Comments are welcome!  

Q: In the “Black Paintings” you create a deep intellectual interaction and communicate a wide variety of states of mind. I admit that certain “Black Paintings” unsettle me a bit. I see in this series an effective mix between anguish and happiness. Rather than simply describing something, these paintings pose a question and force us to contemplation. Can you talk about this aspect of your work?

"The Storyteller," soft pastel on sandpaper, 20" x 26"

“The Storyteller,” soft pastel on sandpaper, 20″ x 26″

A:  I’m sure you and other viewers will see all kinds of states of mind, like anguish, happiness, and everything in between.  I think that’s wonderful because it means my work is communicating a message to you.  Sometimes people have told me that my images are unsettling and that’s fine, too.  I would never presume to tell anyone what to think about my work.  As one reviewer put it, “What you bring to my work you get back in spades!”  
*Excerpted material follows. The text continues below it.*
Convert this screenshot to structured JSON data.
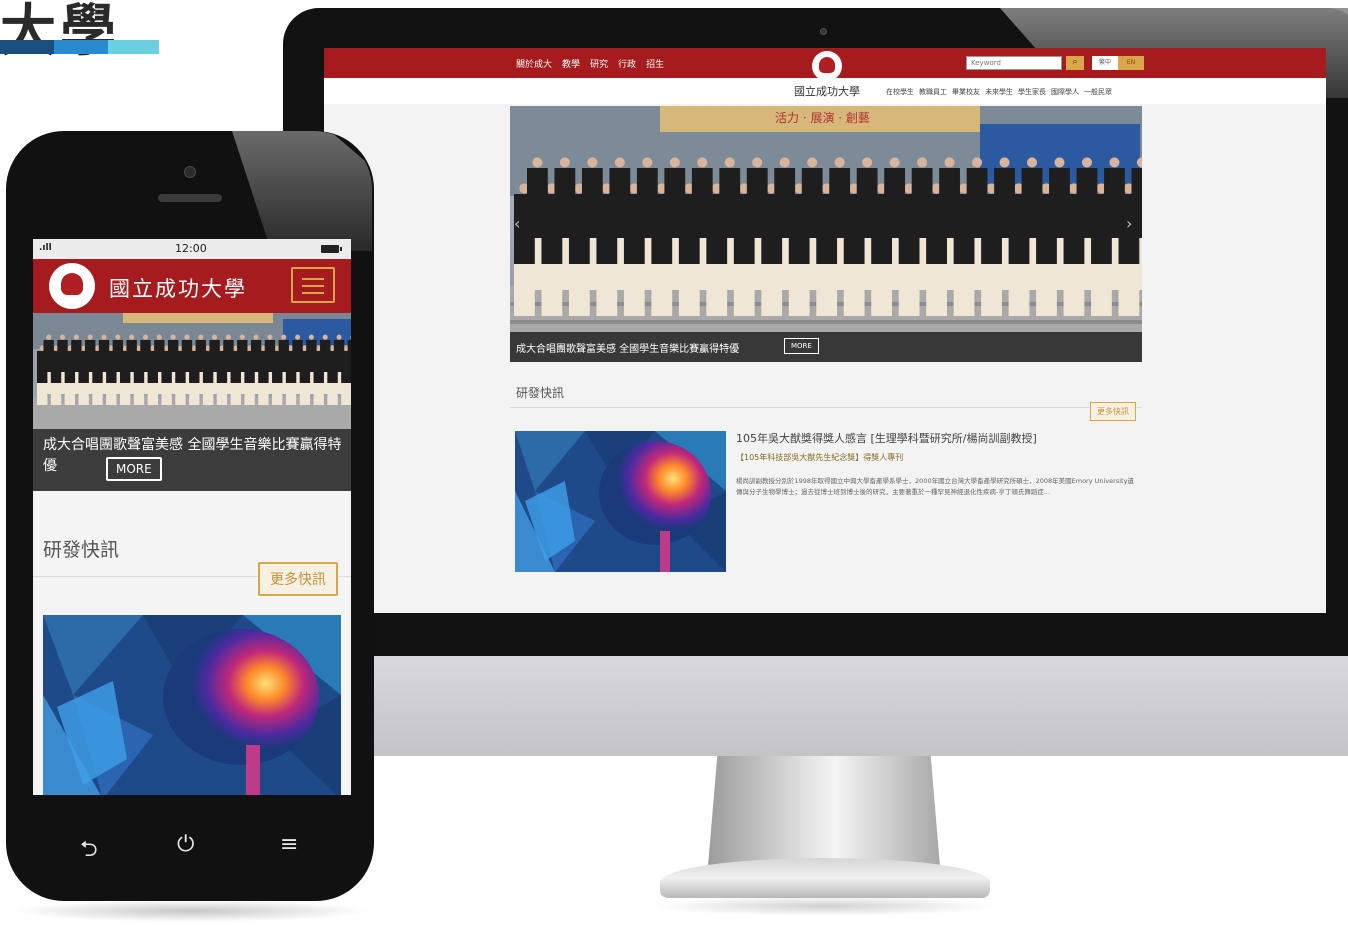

Some of this is intentional, but some is not.  My day-to-day experiences – what I’m thinking about, what I’m feeling, what I’m reading, the music I’m listening to, etc. –  get embedded into the work. I don’t understand exactly how that happens, but I am glad it happens. This work does come from a deep place, much deeper than I am able to explain even to myself. After nearly three decades as an artist, the intricacies of my creative process are still a mystery. Personally, I am very fond of mysteries and don’t need to understand it all.  
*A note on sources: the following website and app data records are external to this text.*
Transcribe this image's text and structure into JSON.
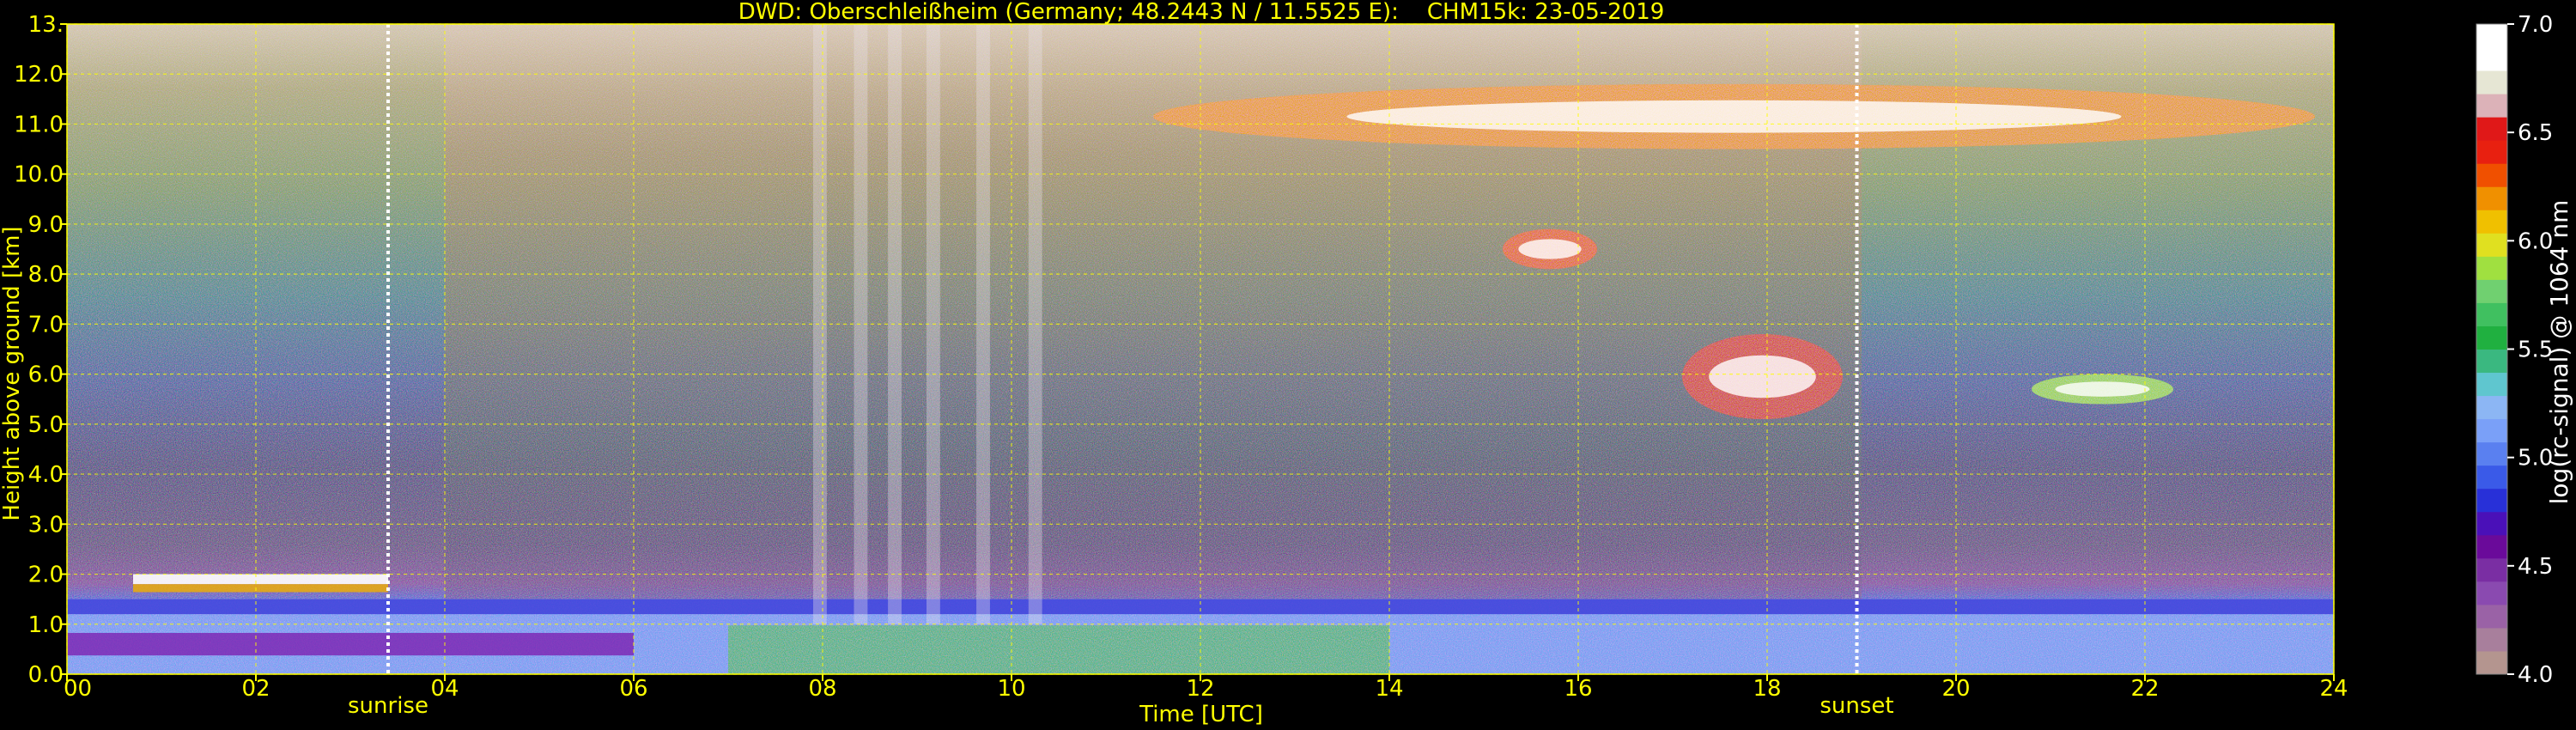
{
  "chart_data": {
    "type": "heatmap",
    "title": "DWD: Oberschleißheim (Germany; 48.2443 N / 11.5525 E):    CHM15k: 23-05-2019",
    "xlabel": "Time [UTC]",
    "ylabel": "Height above ground [km]",
    "xlim": [
      0,
      24
    ],
    "ylim": [
      0,
      13
    ],
    "x_ticks": [
      "00",
      "02",
      "04",
      "06",
      "08",
      "10",
      "12",
      "14",
      "16",
      "18",
      "20",
      "22",
      "24"
    ],
    "y_ticks": [
      "0.0",
      "1.0",
      "2.0",
      "3.0",
      "4.0",
      "5.0",
      "6.0",
      "7.0",
      "8.0",
      "9.0",
      "10.0",
      "11.0",
      "12.0",
      "13."
    ],
    "grid": true,
    "markers": [
      {
        "name": "sunrise",
        "x": 3.4
      },
      {
        "name": "sunset",
        "x": 18.95
      }
    ],
    "colorbar": {
      "label": "log(rc-signal) @ 1064 nm",
      "min": 4.0,
      "max": 7.0,
      "ticks": [
        "4.0",
        "4.5",
        "5.0",
        "5.5",
        "6.0",
        "6.5",
        "7.0"
      ],
      "colors": [
        "#b4958f",
        "#a87f9c",
        "#9a62a6",
        "#8a4ab0",
        "#7a2ea3",
        "#6a0a9a",
        "#4a10b8",
        "#2830d8",
        "#3a5ae8",
        "#5a80f0",
        "#7aa0f8",
        "#8cb6f4",
        "#5fc6cf",
        "#3ab880",
        "#20b040",
        "#40c060",
        "#70d070",
        "#a0e040",
        "#e0e020",
        "#f0c000",
        "#f09000",
        "#f05000",
        "#e82010",
        "#e01818",
        "#dcb2b8",
        "#e6e6d4",
        "#ffffff",
        "#ffffff"
      ]
    },
    "features": [
      {
        "type": "boundary_layer",
        "x_range": [
          0,
          24
        ],
        "height_km": [
          0,
          1.5
        ],
        "level": 5.2
      },
      {
        "type": "residual_layer",
        "x_range": [
          0.7,
          3.4
        ],
        "height_km": [
          1.8,
          2.0
        ],
        "level": 6.5
      },
      {
        "type": "cirrus",
        "x_range": [
          11.5,
          23.8
        ],
        "height_km": [
          10.5,
          11.8
        ],
        "level": 6.2
      },
      {
        "type": "cloud",
        "x_range": [
          15.2,
          16.2
        ],
        "height_km": [
          8.1,
          8.9
        ],
        "level": 6.3
      },
      {
        "type": "cloud",
        "x_range": [
          17.1,
          18.8
        ],
        "height_km": [
          5.1,
          6.8
        ],
        "level": 6.5
      },
      {
        "type": "cloud",
        "x_range": [
          20.8,
          22.3
        ],
        "height_km": [
          5.4,
          6.0
        ],
        "level": 5.9
      },
      {
        "type": "precipitation_streaks",
        "x_range": [
          7.9,
          10.3
        ],
        "height_km": [
          1.0,
          13.0
        ],
        "level": 6.0
      }
    ]
  }
}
Comments are welcome!

Pearls from artists* # 50

The Getty Museum, Los Angeles

The Getty Museum, Los Angeles

The important thing is the intersection between intuition and discipline, because you have to be alert and at the same time invisible.  The eye has to be alert and capture very quickly everything you have inside you – I don’t know how to explain it.  What the eye sees is the synthesis of what you are or what you’ve learned to do, this is the language of photography…
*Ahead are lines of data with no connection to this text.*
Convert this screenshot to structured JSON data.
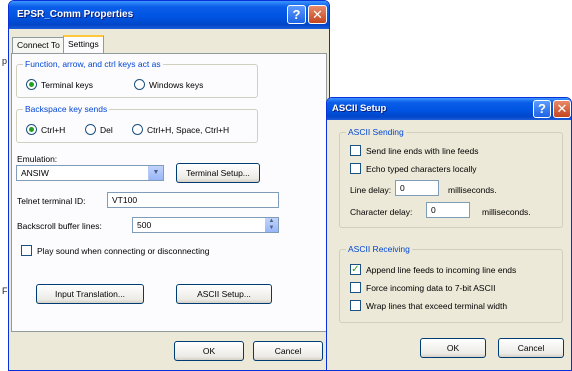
{
  "background_fragments": [
    "p",
    "F"
  ],
  "comm_window": {
    "title": "EPSR_Comm Properties",
    "help_glyph": "?",
    "close_glyph": "✕",
    "tabs": [
      {
        "label": "Connect To",
        "active": false
      },
      {
        "label": "Settings",
        "active": true
      }
    ],
    "keys_group": {
      "legend": "Function, arrow, and ctrl keys act as",
      "options": [
        {
          "label": "Terminal keys",
          "selected": true
        },
        {
          "label": "Windows keys",
          "selected": false
        }
      ]
    },
    "backspace_group": {
      "legend": "Backspace key sends",
      "options": [
        {
          "label": "Ctrl+H",
          "selected": true
        },
        {
          "label": "Del",
          "selected": false
        },
        {
          "label": "Ctrl+H, Space, Ctrl+H",
          "selected": false
        }
      ]
    },
    "emulation": {
      "label": "Emulation:",
      "value": "ANSIW",
      "setup_button": "Terminal Setup..."
    },
    "telnet": {
      "label": "Telnet terminal ID:",
      "value": "VT100"
    },
    "backscroll": {
      "label": "Backscroll buffer lines:",
      "value": "500"
    },
    "play_sound": {
      "label": "Play sound when connecting or disconnecting",
      "checked": false
    },
    "input_translation_button": "Input Translation...",
    "ascii_setup_button": "ASCII Setup...",
    "ok_button": "OK",
    "cancel_button": "Cancel"
  },
  "ascii_window": {
    "title": "ASCII Setup",
    "help_glyph": "?",
    "close_glyph": "✕",
    "sending": {
      "legend": "ASCII Sending",
      "send_line_ends": {
        "label": "Send line ends with line feeds",
        "checked": false
      },
      "echo": {
        "label": "Echo typed characters locally",
        "checked": false
      },
      "line_delay": {
        "label": "Line delay:",
        "value": "0",
        "unit": "milliseconds."
      },
      "char_delay": {
        "label": "Character delay:",
        "value": "0",
        "unit": "milliseconds."
      }
    },
    "receiving": {
      "legend": "ASCII Receiving",
      "append": {
        "label": "Append line feeds to incoming line ends",
        "checked": true
      },
      "force7": {
        "label": "Force incoming data to 7-bit ASCII",
        "checked": false
      },
      "wrap": {
        "label": "Wrap lines that exceed terminal width",
        "checked": false
      }
    },
    "ok_button": "OK",
    "cancel_button": "Cancel"
  },
  "colors": {
    "titlebar": "#0054e3",
    "window_face": "#ece9d8",
    "group_legend": "#0046d5",
    "check_green": "#21a121"
  }
}
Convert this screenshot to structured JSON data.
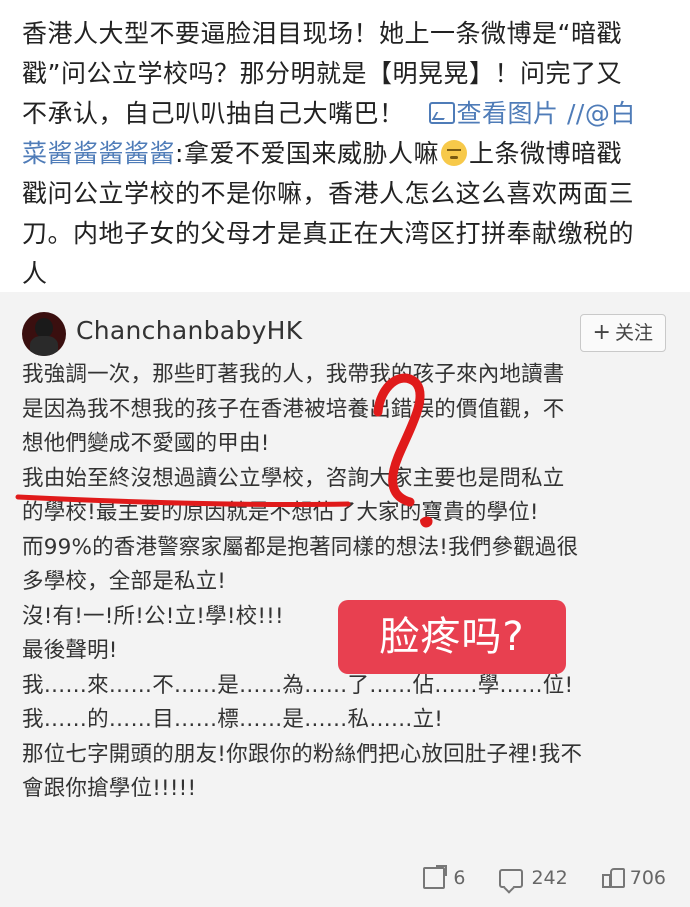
{
  "post": {
    "line1": "香港人大型不要逼脸泪目现场！她上一条微博是“暗戳",
    "line2": "戳”问公立学校吗？那分明就是【明晃晃】！问完了又",
    "line3_text": "不承认，自己叭叭抽自己大嘴巴！",
    "view_image_label": "查看图片",
    "mention_prefix": " //@白",
    "line4_mention": "菜酱酱酱酱酱",
    "line4_text": ":拿爱不爱国来威胁人嘛",
    "line4_tail": "上条微博暗戳",
    "line5": "戳问公立学校的不是你嘛，香港人怎么这么喜欢两面三",
    "line6": "刀。内地子女的父母才是真正在大湾区打拼奉献缴税的",
    "line7": "人"
  },
  "repost": {
    "username": "ChanchanbabyHK",
    "follow_label": "关注",
    "follow_plus": "+",
    "lines": [
      "我強調一次，那些盯著我的人，我帶我的孩子來內地讀書",
      "是因為我不想我的孩子在香港被培養出錯誤的價值觀，不",
      "想他們變成不愛國的甲由!",
      "我由始至終沒想過讀公立學校，咨詢大家主要也是問私立",
      "的學校!最主要的原因就是不想佔了大家的寶貴的學位!",
      "而99%的香港警察家屬都是抱著同樣的想法!我們參觀過很",
      "多學校，全部是私立!",
      "沒!有!一!所!公!立!學!校!!!",
      "最後聲明!",
      "我……來……不……是……為……了……佔……學……位!",
      "我……的……目……標……是……私……立!",
      "那位七字開頭的朋友!你跟你的粉絲們把心放回肚子裡!我不",
      "會跟你搶學位!!!!!"
    ],
    "sticker_text": "脸疼吗?",
    "actions": {
      "shares": "6",
      "comments": "242",
      "likes": "706"
    }
  },
  "colors": {
    "link": "#4f7cb8",
    "annotation_red": "#e01a1a",
    "sticker_bg": "#e84050",
    "repost_bg": "#f3f3f3"
  }
}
Graciela Iturbide in Eyes to Fly With

Comments are welcome!

Q: How do you decide on the titles for your pastel paintings?

"Stigmata," soft pastel on sandpaper, 28" x 48"

“Stigmata,” soft pastel on sandpaper, 28″ x 48″

A:  Usually a title suggests itself over the course of the months I spend on a painting.  Sometimes it comes from a book I’m reading, from a piece of music, a film, bits of overheard conversation.  A title can come from anywhere, but finding the best one is key.  I like what Jean Cocteau says about this:

One title alone exists.  It will be, so it is.  Time conceals it from me.  How discover it, concealed by  a hundred others?  I have to avoid the this, the that.  Avoid the image.  Avoid the descriptive and the undescriptive.  Avoid the exact meaning and the inexact.  The soft, the hard.  Neither long nor short.  Right to catch the eye, the ear, the mind.  Simple to read and to remember.  I had announced several.  I had to repeat them twice and the journalists still got them wrong.  My real title defies me.  It enjoys its hiding place, like a child one keeps calling, and whom one believes drowned in the pond.    

Once I have the best title, I make sure it fits the painting exactly.  How I do that is difficult to explain.  It’s an intuitive process that involves adjusting colors, shapes, and images so that they fit the painting’s meaning, i.e., the meaning hinted at by the title.

Comments are welcome!